Burre was made a "freeman" of the Stationers Company — meaning that he became a full-fledged member of the London guild of booksellers — in 1596. From 1597 to 1622 he did business in a sequence of three London shops; the most important was at the sign of the Crane in St. Paul's Churchyard (1604 and after).
Drama and Literature
- Every Man in His Humour, 1601
- Cynthia's Revels, 1601
- The Alchemist, 1610
- Catiline: His Conspiracy, 1611.
Beyond the confines of the Jonson canon, Burre issued a number of other first quartos of Elizabethan and Jacobean plays — Thomas Nashe's Summer's Last Will and Testament (1600), Thomas Middleton's A Mad World, My Masters (1608), Thomas Tomkis's Albumazar (1615), George Ruggle's Ignoramus (also 1615), and perhaps most importantly, Francis Beaumont's The Knight of the Burning Pestle (1613). In the latter volume, Burre wrote the dedicatory letter to Robert Keysar, shareholder and manager of the Queen's Revels Children, the company of boy actors that had premiered the play in 1607; Burre congratulated Keysar on preserving the play after its initial failure, which Burre explained by noting that the audience failed to understand the "privy mark of irony" in the work.

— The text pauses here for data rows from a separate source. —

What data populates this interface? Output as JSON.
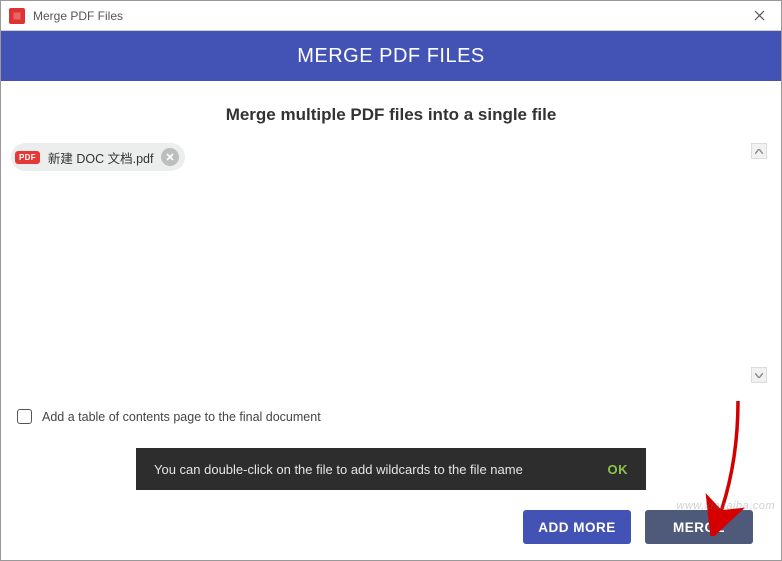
{
  "window": {
    "title": "Merge PDF Files"
  },
  "header": {
    "title": "MERGE PDF FILES"
  },
  "main": {
    "subtitle": "Merge multiple PDF files into a single file",
    "files": [
      {
        "badge": "PDF",
        "name": "新建 DOC 文档.pdf"
      }
    ],
    "toc_label": "Add a table of contents page to the final document",
    "toc_checked": false
  },
  "toast": {
    "message": "You can double-click on the file to add wildcards to the file name",
    "ok_label": "OK"
  },
  "footer": {
    "add_more_label": "ADD MORE",
    "merge_label": "MERGE"
  },
  "watermark": "www.xiazaiba.com",
  "colors": {
    "accent": "#4352b5",
    "merge_btn": "#4f5a7a",
    "toast_bg": "#2d2d2d",
    "toast_ok": "#8bc34a",
    "pdf_badge": "#e53935"
  }
}
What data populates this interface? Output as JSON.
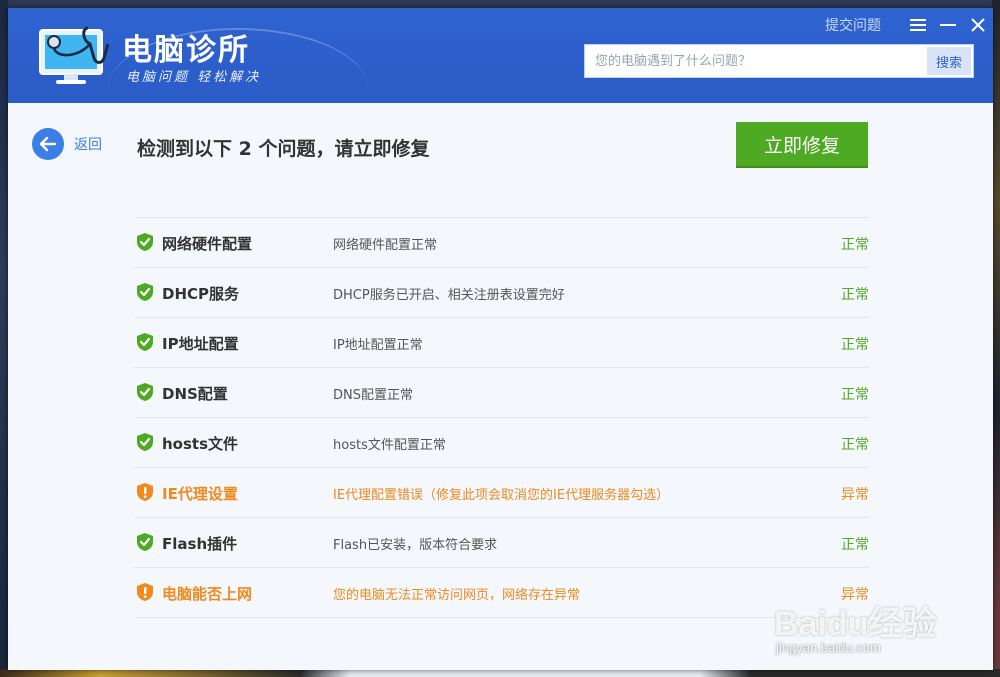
{
  "app": {
    "title": "电脑诊所",
    "subtitle": "电脑问题 轻松解决",
    "submit_issue": "提交问题",
    "search_placeholder": "您的电脑遇到了什么问题？",
    "search_button": "搜索"
  },
  "nav": {
    "back_label": "返回"
  },
  "summary": {
    "headline": "检测到以下 2 个问题，请立即修复",
    "fix_button": "立即修复"
  },
  "checks": [
    {
      "name": "网络硬件配置",
      "desc": "网络硬件配置正常",
      "status": "正常",
      "ok": true
    },
    {
      "name": "DHCP服务",
      "desc": "DHCP服务已开启、相关注册表设置完好",
      "status": "正常",
      "ok": true
    },
    {
      "name": "IP地址配置",
      "desc": "IP地址配置正常",
      "status": "正常",
      "ok": true
    },
    {
      "name": "DNS配置",
      "desc": "DNS配置正常",
      "status": "正常",
      "ok": true
    },
    {
      "name": "hosts文件",
      "desc": "hosts文件配置正常",
      "status": "正常",
      "ok": true
    },
    {
      "name": "IE代理设置",
      "desc": "IE代理配置错误（修复此项会取消您的IE代理服务器勾选）",
      "status": "异常",
      "ok": false
    },
    {
      "name": "Flash插件",
      "desc": "Flash已安装，版本符合要求",
      "status": "正常",
      "ok": true
    },
    {
      "name": "电脑能否上网",
      "desc": "您的电脑无法正常访问网页，网络存在异常",
      "status": "异常",
      "ok": false
    }
  ],
  "watermark": {
    "brand": "Baidu经验",
    "url": "jingyan.baidu.com"
  },
  "colors": {
    "header": "#2f63d0",
    "ok": "#4eaa23",
    "warn": "#ef8a1e",
    "fix_button": "#4eaa23"
  }
}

(One scholar, Zachary Lesser, has argued that Burre specialized in publishing plays that had initially failed on the stage. This would certainly apply to Beaumont's play, and to Cynthia's Revels and Catiline.)
Burre published works of non-dramatic literature too: Pseudo-Martyr (1610), the first printed work of John Donne; a translation of the Pharsalia of Lucan by Sir Arthur Gorges (1614); and Sir Walter Raleigh's The History of the World (also 1614). One story, current throughout the seventeenth century, held that when Burre told Raleigh how poorly that book was selling, Raleigh threw the completed second volume of the work into the nearest fire. This story is certainly apocryphal, since The History of the World in fact sold well, going through three editions in its first three years in print.
Burre's link with Raleigh was not an anomaly: Burre was well-connected with both the Virginia Company and the East India Company, and published many volumes on exploration and related sublects, including some involving the early Pilgrims. When the East India Company's second voyage to the East returned to London in May 1606, Burre issued the anonymously-authored account of the trip, The Last East-India Voyage, within a month. (Burre was the brother-in-law of Sir Henry Middleton, commander of the venture.) Burre similarly published the first law books of the Jamestown colony for the Virginia Company, along with a series of books on surveying, trade, and tobacco growing. (He published An Advice How to Plant Tobacco in England in 1615 — which somehow failed to lead to a thriving tobacco agriculture in the British Isles.)
Burre also published a wide variety of books on many subjects, works now almost entirely forgotten, ranging from Thomas Wright's The Passions of the Mind in General (1601, 1604) to T. Culpeper's A Tract Against Usury (1621).
- E. K. Chambers, The Elizabethan Stage, 4 Volumes, Oxford, Clarendon Press, 1923; Vol. 3, pp. 359-72.
- Chambers, Vol. 3, pp. 220-1, 439-40, 451, 498.
- Zachary Lesser, "Walter Burre's "The Knight of the Burning Pestle," English Literary Renaissance Vol. 29 No. 1 (Winter 1999), pp. 22-43.
- Zachary Lesser, Renaissance Drama and the Politics of Publication: Readings in the English Book Trade, Cambridge, Cambridge University Press, 2004; chapter 3.
- Frank Wilson Cheney Hersey, Representative Biographies of English Men of Letters, New York, Macmillan, 1909; p. 365.
- Edward Arber, The Story of the Pilgrim Fathers, 1606–1623 A.D., Boston, Houghton Mifflin, 1897; pp. 112, 118.